Input data Start Marker
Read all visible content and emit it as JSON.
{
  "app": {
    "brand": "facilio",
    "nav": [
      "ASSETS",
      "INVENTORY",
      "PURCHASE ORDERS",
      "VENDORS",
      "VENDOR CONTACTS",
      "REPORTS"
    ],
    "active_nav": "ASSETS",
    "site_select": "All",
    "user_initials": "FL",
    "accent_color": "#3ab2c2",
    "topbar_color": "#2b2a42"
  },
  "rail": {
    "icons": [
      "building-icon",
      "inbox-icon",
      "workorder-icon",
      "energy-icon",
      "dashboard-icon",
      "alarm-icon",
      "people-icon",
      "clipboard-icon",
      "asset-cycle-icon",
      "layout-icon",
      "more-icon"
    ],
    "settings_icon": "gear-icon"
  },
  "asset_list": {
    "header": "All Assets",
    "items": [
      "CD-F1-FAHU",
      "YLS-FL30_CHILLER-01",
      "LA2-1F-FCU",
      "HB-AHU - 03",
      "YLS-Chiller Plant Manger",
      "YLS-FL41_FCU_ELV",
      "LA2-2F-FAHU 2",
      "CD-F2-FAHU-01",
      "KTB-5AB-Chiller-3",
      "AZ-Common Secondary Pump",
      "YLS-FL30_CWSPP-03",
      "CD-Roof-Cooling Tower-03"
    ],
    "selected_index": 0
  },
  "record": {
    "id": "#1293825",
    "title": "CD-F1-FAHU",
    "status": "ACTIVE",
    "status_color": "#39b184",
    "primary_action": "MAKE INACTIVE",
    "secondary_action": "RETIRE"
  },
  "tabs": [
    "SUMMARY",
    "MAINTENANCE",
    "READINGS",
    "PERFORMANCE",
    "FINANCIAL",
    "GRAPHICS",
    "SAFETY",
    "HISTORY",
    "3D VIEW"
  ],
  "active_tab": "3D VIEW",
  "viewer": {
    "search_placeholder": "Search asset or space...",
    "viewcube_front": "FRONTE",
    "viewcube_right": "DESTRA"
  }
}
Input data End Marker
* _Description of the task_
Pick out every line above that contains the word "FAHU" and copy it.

* _Task result_
      "CD-F1-FAHU",
      "LA2-2F-FAHU 2",
      "CD-F2-FAHU-01",
    "title": "CD-F1-FAHU",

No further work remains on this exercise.